New cars offer security and increase the likelihood of trouble-free motoring. In today’s market they come with a substantial warranty that’s either based on time or mileage, whichever occurs first.
However, the down side is that the buyer usually has obligations to maintain the warranty and it’s tricky to take your car to anywhere but the dealer’s service centre when it needs servicing.
Compared to older cars, newer models are packed with more safety features and driver aids. More safety features are being introduced as standard so you don’t have to be searching with a big budget in order to find affordable technology that protects passengers and pedestrians.
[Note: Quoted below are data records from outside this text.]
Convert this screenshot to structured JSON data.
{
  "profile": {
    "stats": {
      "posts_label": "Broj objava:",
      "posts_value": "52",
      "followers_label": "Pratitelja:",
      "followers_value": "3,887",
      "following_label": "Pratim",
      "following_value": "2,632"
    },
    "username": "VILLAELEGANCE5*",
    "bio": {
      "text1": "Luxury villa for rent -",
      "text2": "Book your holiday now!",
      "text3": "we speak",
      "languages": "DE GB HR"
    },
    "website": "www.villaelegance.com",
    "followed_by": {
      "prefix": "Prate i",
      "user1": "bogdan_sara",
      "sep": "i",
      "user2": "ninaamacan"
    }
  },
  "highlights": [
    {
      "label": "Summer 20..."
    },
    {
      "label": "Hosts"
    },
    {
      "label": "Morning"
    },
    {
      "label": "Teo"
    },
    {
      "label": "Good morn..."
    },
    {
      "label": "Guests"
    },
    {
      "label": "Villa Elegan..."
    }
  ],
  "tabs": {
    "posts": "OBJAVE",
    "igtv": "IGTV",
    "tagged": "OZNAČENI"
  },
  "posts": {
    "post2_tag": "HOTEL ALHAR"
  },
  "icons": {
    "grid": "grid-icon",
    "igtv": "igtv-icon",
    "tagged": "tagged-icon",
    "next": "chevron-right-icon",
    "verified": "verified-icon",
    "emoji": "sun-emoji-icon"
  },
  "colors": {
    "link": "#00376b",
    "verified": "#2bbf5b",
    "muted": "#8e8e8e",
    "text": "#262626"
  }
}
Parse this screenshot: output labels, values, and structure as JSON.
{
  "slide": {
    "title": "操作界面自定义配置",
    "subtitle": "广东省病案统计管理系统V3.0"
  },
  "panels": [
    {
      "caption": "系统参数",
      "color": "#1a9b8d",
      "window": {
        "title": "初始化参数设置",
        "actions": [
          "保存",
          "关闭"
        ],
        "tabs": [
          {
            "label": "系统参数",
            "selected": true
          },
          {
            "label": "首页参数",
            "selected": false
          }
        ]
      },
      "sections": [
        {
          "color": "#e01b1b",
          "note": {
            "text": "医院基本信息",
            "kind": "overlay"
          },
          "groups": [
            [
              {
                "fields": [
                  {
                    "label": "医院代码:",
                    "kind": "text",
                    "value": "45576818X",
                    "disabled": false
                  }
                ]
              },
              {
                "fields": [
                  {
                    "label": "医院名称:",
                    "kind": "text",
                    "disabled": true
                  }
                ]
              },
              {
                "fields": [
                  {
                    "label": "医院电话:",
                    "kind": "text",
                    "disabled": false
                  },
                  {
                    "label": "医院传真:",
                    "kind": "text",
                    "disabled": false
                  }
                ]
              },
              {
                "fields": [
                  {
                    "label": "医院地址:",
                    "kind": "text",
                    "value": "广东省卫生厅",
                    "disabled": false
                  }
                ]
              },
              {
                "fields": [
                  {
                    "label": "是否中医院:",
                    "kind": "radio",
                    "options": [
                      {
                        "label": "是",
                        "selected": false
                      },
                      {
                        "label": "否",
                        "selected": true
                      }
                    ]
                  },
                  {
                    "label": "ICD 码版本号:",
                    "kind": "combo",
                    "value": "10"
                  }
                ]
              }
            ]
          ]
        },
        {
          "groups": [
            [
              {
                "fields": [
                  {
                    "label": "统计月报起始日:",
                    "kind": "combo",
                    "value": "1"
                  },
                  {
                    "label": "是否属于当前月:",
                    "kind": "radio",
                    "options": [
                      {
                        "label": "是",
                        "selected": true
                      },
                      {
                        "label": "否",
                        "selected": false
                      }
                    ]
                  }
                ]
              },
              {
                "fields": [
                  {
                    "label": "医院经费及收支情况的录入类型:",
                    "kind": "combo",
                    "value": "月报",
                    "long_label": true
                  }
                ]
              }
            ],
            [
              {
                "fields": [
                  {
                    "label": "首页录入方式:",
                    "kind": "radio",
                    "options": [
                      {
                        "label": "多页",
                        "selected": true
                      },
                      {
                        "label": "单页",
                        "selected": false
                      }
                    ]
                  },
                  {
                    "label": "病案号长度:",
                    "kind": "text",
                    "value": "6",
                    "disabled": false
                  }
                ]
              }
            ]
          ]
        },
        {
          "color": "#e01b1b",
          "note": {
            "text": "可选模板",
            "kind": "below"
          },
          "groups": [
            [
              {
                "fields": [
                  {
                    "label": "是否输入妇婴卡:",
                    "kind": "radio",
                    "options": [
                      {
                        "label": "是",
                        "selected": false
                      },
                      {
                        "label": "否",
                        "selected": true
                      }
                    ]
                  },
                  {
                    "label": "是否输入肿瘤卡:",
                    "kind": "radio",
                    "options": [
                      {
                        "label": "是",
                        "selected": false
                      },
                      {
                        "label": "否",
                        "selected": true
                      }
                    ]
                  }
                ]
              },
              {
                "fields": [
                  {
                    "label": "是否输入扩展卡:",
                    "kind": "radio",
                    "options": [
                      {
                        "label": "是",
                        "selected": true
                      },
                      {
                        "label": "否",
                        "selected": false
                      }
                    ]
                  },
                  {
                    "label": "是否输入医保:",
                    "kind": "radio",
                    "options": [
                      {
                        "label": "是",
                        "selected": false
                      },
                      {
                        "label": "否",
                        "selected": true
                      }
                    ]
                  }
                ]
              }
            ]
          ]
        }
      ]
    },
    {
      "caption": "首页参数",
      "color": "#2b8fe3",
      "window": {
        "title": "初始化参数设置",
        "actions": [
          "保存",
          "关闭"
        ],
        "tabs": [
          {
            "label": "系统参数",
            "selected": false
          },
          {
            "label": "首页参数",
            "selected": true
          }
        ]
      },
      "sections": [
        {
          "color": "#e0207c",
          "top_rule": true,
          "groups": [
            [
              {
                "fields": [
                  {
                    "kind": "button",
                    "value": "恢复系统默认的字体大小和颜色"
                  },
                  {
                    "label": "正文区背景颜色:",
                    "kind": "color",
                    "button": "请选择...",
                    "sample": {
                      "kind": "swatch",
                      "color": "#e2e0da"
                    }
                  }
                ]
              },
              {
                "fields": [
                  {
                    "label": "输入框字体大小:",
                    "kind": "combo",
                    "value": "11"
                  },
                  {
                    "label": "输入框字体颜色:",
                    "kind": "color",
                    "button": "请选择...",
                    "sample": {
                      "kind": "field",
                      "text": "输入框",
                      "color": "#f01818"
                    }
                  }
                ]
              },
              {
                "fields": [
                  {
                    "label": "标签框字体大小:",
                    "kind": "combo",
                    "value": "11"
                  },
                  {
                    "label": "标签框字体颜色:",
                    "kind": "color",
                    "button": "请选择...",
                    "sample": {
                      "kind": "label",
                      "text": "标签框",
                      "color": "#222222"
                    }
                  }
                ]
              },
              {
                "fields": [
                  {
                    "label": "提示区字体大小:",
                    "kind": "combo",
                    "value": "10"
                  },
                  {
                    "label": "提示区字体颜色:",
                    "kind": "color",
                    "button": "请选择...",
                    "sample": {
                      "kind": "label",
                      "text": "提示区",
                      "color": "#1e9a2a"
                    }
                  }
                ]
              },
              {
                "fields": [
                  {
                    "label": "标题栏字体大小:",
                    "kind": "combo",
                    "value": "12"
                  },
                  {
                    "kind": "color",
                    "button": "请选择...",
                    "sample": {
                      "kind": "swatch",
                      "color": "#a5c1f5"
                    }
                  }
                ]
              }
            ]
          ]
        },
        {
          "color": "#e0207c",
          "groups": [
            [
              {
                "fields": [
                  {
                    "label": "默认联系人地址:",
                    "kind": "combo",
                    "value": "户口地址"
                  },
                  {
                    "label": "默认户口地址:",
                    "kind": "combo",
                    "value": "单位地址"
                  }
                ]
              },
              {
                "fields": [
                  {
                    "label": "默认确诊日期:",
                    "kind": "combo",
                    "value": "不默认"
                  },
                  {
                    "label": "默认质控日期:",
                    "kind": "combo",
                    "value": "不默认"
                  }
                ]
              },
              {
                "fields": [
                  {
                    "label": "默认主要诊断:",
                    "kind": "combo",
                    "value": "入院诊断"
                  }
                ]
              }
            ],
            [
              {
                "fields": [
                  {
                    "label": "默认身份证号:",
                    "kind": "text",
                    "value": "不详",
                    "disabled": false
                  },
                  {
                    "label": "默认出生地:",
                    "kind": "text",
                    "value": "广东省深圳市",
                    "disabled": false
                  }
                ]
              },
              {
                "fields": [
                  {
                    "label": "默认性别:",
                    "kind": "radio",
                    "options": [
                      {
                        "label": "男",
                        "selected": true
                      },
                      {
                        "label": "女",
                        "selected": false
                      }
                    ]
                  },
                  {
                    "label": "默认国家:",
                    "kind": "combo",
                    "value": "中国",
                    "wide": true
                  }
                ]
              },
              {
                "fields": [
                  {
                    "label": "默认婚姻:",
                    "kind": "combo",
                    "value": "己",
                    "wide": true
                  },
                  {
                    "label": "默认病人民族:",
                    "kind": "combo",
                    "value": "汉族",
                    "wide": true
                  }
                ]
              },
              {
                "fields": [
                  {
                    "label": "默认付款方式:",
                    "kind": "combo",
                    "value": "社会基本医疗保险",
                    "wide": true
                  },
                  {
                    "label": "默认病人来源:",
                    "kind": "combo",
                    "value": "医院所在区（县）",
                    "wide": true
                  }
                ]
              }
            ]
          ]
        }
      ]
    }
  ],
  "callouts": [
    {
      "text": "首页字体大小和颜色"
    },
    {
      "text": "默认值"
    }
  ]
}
We always recommend buying the safest car you can afford.
An Australasian New Car Assessment Programme (ANCAP) five-star safety rating is the gold standard all manufacturers want to achieve in order to maintain their strong position in the market, but there is another benefit that comes with owning a vehicle with a top rating. Driving a five-star safety rated car also means that you’ll have a lower ongoing registration bill due to reduced ACC levies.
Car makers are forever pushing the envelope when it comes to fuel economy. Newer models usually come equipped with innovations such as stop-start technology and low emission engines to help motorists save on fuel costs. These technologies can be more difficult to come across in older cars, making them less economical.
While a used vehicle might be cheaper to buy, the initial financial saving can often be eroded over time by higher fuel costs.
Before you make the decision on whether to buy a new car, bear in mind that new vehicles are more vulnerable to depreciation. However, they do offer the latest technologies and safety features, which should be high on the list of priorities for anyone in the market for a new vehicle.
Occasionally dealerships carry pre-facelift stock and cars can be a year or so old, but if they’ve never left the yard, technically they’re still a brand new vehicle. Although some of these cars’ features may have been upgraded in the latest models, it’s worth giving these cars consideration as you could save a bit of money.
However, do your research first, as the latest models may benefit from more major upgrades, such as improvements to the engine or gearbox.
New cars may come with a comprehensive service plan — great for those who struggle to keep on top of the maintenance. If this does come at an additional cost, again do your research to ensure you’re getting your money’s worth.
With flexible finance plans and lower-cost vehicles available in today’s market, it’s becoming easier for Kiwis to afford a new car. Consider all options before making the final decision, however. If you’re looking for reliability, support and longevity, a new vehicle could be the answer.